* TASK *
Would you count the lines in the entries below that contain "title"? Reply with the number only.

═══ GIVEN DATA ═══

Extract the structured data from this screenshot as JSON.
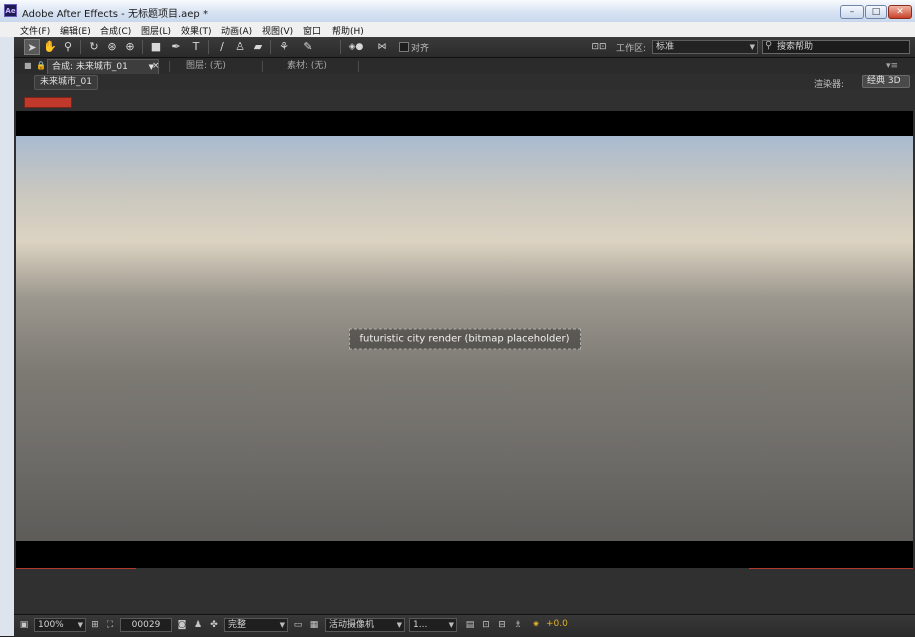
{
  "window": {
    "title": "Adobe After Effects - 无标题项目.aep *",
    "app_icon": "Ae"
  },
  "menubar": {
    "items": [
      "文件(F)",
      "编辑(E)",
      "合成(C)",
      "图层(L)",
      "效果(T)",
      "动画(A)",
      "视图(V)",
      "窗口",
      "帮助(H)"
    ]
  },
  "toolbar": {
    "snap_label": "对齐",
    "workspace_label": "工作区:",
    "workspace_value": "标准",
    "search_placeholder": "搜索帮助"
  },
  "panel_tabs": {
    "composition_tab": "合成: 未来城市_01",
    "layer_tab": "图层: (无)",
    "footage_tab": "素材: (无)"
  },
  "comp_bar": {
    "breadcrumb": "未来城市_01",
    "renderer_label": "渲染器:",
    "renderer_value": "经典 3D"
  },
  "viewer": {
    "scene_description": "futuristic city render (bitmap placeholder)",
    "accent_color": "#c0392b"
  },
  "bottom_bar": {
    "zoom": "100%",
    "timecode": "00029",
    "resolution": "完整",
    "camera": "活动摄像机",
    "views": "1...",
    "exposure": "+0.0"
  },
  "icons": {
    "selection": "selection-tool-icon",
    "hand": "hand-tool-icon",
    "zoom": "zoom-tool-icon",
    "rotate": "rotate-tool-icon",
    "search": "search-icon"
  }
}
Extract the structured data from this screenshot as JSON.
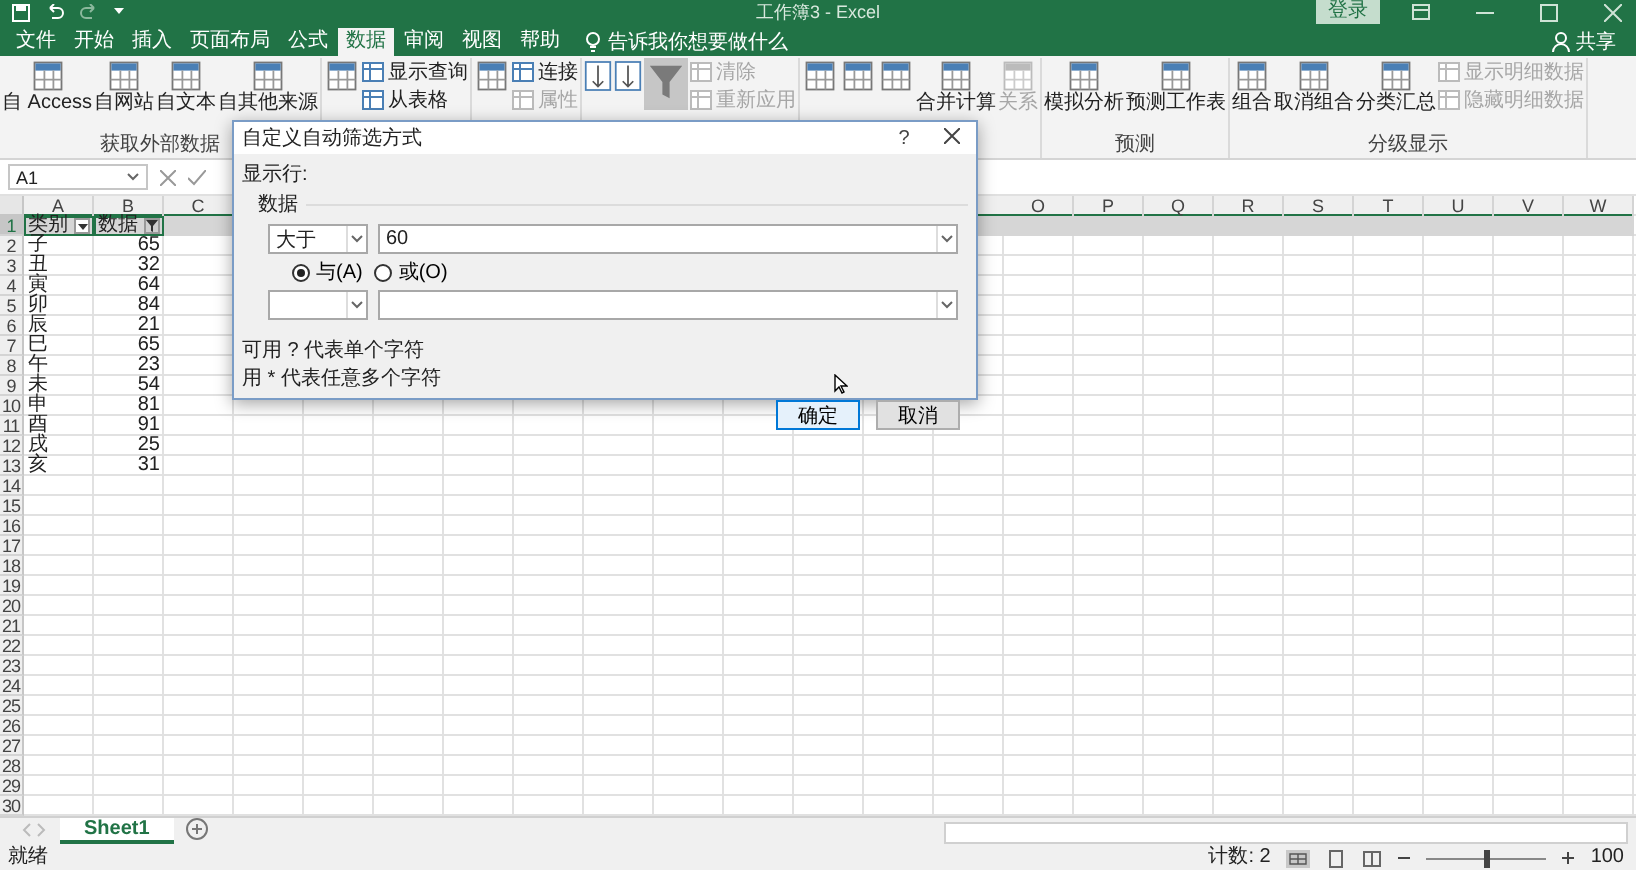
{
  "window": {
    "title": "工作簿3 - Excel",
    "sign_in": "登录"
  },
  "tabs": [
    {
      "label": "文件",
      "selected": false
    },
    {
      "label": "开始",
      "selected": false
    },
    {
      "label": "插入",
      "selected": false
    },
    {
      "label": "页面布局",
      "selected": false
    },
    {
      "label": "公式",
      "selected": false
    },
    {
      "label": "数据",
      "selected": true
    },
    {
      "label": "审阅",
      "selected": false
    },
    {
      "label": "视图",
      "selected": false
    },
    {
      "label": "帮助",
      "selected": false
    }
  ],
  "tell_me": {
    "placeholder": "告诉我你想要做什么"
  },
  "share": "共享",
  "ribbon": [
    {
      "label": "获取外部数据",
      "items": [
        {
          "kind": "large",
          "label": "自 Access",
          "disabled": false
        },
        {
          "kind": "large",
          "label": "自网站",
          "disabled": false
        },
        {
          "kind": "large",
          "label": "自文本",
          "disabled": false
        },
        {
          "kind": "large",
          "label": "自其他来源",
          "disabled": false
        }
      ]
    },
    {
      "items": [
        {
          "kind": "large",
          "disabled": false
        },
        {
          "kind": "small",
          "label": "显示查询",
          "disabled": false
        },
        {
          "kind": "small",
          "label": "从表格",
          "disabled": false
        }
      ]
    },
    {
      "items": [
        {
          "kind": "large",
          "disabled": false
        },
        {
          "kind": "small",
          "label": "连接",
          "disabled": false
        },
        {
          "kind": "small",
          "label": "属性",
          "disabled": true
        }
      ]
    },
    {
      "items": [
        {
          "kind": "sort",
          "disabled": false
        },
        {
          "kind": "sort",
          "disabled": false
        },
        {
          "kind": "filter",
          "selected": true,
          "disabled": false
        },
        {
          "kind": "small",
          "label": "清除",
          "disabled": true
        },
        {
          "kind": "small",
          "label": "重新应用",
          "disabled": true
        }
      ]
    },
    {
      "items": [
        {
          "kind": "large",
          "disabled": false
        },
        {
          "kind": "large",
          "disabled": false
        },
        {
          "kind": "large",
          "disabled": false
        },
        {
          "kind": "large",
          "label": "合并计算",
          "disabled": false
        },
        {
          "kind": "large",
          "label": "关系",
          "disabled": true
        }
      ]
    },
    {
      "label": "预测",
      "items": [
        {
          "kind": "large",
          "label": "模拟分析",
          "disabled": false
        },
        {
          "kind": "large",
          "label": "预测工作表",
          "disabled": false
        }
      ]
    },
    {
      "label": "分级显示",
      "items": [
        {
          "kind": "large",
          "label": "组合",
          "disabled": false
        },
        {
          "kind": "large",
          "label": "取消组合",
          "disabled": false
        },
        {
          "kind": "large",
          "label": "分类汇总",
          "disabled": false
        },
        {
          "kind": "small",
          "label": "显示明细数据",
          "disabled": true
        },
        {
          "kind": "small",
          "label": "隐藏明细数据",
          "disabled": true
        }
      ]
    }
  ],
  "formula_bar": {
    "name_box": "A1"
  },
  "sheet": {
    "columns_left": [
      "A",
      "B",
      "C"
    ],
    "columns_right": [
      "O",
      "P",
      "Q",
      "R",
      "S",
      "T",
      "U",
      "V",
      "W"
    ],
    "rows": [
      {
        "number": "1",
        "selected": true,
        "cells": [
          {
            "kind": "header",
            "text": "类别",
            "filter_active": false
          },
          {
            "kind": "header",
            "text": "数据",
            "filter_active": true
          }
        ]
      },
      {
        "number": "2",
        "selected": false,
        "cells": [
          {
            "kind": "text",
            "text": "子"
          },
          {
            "kind": "number",
            "text": "65"
          }
        ]
      },
      {
        "number": "3",
        "selected": false,
        "cells": [
          {
            "kind": "text",
            "text": "丑"
          },
          {
            "kind": "number",
            "text": "32"
          }
        ]
      },
      {
        "number": "4",
        "selected": false,
        "cells": [
          {
            "kind": "text",
            "text": "寅"
          },
          {
            "kind": "number",
            "text": "64"
          }
        ]
      },
      {
        "number": "5",
        "selected": false,
        "cells": [
          {
            "kind": "text",
            "text": "卯"
          },
          {
            "kind": "number",
            "text": "84"
          }
        ]
      },
      {
        "number": "6",
        "selected": false,
        "cells": [
          {
            "kind": "text",
            "text": "辰"
          },
          {
            "kind": "number",
            "text": "21"
          }
        ]
      },
      {
        "number": "7",
        "selected": false,
        "cells": [
          {
            "kind": "text",
            "text": "巳"
          },
          {
            "kind": "number",
            "text": "65"
          }
        ]
      },
      {
        "number": "8",
        "selected": false,
        "cells": [
          {
            "kind": "text",
            "text": "午"
          },
          {
            "kind": "number",
            "text": "23"
          }
        ]
      },
      {
        "number": "9",
        "selected": false,
        "cells": [
          {
            "kind": "text",
            "text": "未"
          },
          {
            "kind": "number",
            "text": "54"
          }
        ]
      },
      {
        "number": "10",
        "selected": false,
        "cells": [
          {
            "kind": "text",
            "text": "申"
          },
          {
            "kind": "number",
            "text": "81"
          }
        ]
      },
      {
        "number": "11",
        "selected": false,
        "cells": [
          {
            "kind": "text",
            "text": "酉"
          },
          {
            "kind": "number",
            "text": "91"
          }
        ]
      },
      {
        "number": "12",
        "selected": false,
        "cells": [
          {
            "kind": "text",
            "text": "戌"
          },
          {
            "kind": "number",
            "text": "25"
          }
        ]
      },
      {
        "number": "13",
        "selected": false,
        "cells": [
          {
            "kind": "text",
            "text": "亥"
          },
          {
            "kind": "number",
            "text": "31"
          }
        ]
      },
      {
        "number": "14",
        "selected": false
      },
      {
        "number": "15",
        "selected": false
      },
      {
        "number": "16",
        "selected": false
      },
      {
        "number": "17",
        "selected": false
      },
      {
        "number": "18",
        "selected": false
      },
      {
        "number": "19",
        "selected": false
      },
      {
        "number": "20",
        "selected": false
      },
      {
        "number": "21",
        "selected": false
      },
      {
        "number": "22",
        "selected": false
      },
      {
        "number": "23",
        "selected": false
      },
      {
        "number": "24",
        "selected": false
      },
      {
        "number": "25",
        "selected": false
      },
      {
        "number": "26",
        "selected": false
      },
      {
        "number": "27",
        "selected": false
      },
      {
        "number": "28",
        "selected": false
      },
      {
        "number": "29",
        "selected": false
      },
      {
        "number": "30",
        "selected": false
      }
    ]
  },
  "sheet_tabs": [
    {
      "label": "Sheet1",
      "selected": true
    }
  ],
  "status_bar": {
    "status": "就绪",
    "count": "计数: 2",
    "zoom": {
      "level": 0.5,
      "reading": "100"
    }
  },
  "dialog": {
    "title": "自定义自动筛选方式",
    "help": "?",
    "show_rows": "显示行:",
    "field": "数据",
    "conditions": [
      {
        "kind": "filled",
        "operator": "大于",
        "value": "60"
      },
      {
        "kind": "empty"
      }
    ],
    "logic": [
      {
        "label": "与(A)",
        "selected": true
      },
      {
        "label": "或(O)",
        "selected": false
      }
    ],
    "hints": [
      "可用 ? 代表单个字符",
      "用 * 代表任意多个字符"
    ],
    "buttons": [
      {
        "label": "确定",
        "default": true
      },
      {
        "label": "取消",
        "default": false
      }
    ]
  }
}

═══

* RESPONSE TO THE EXERCISE *
3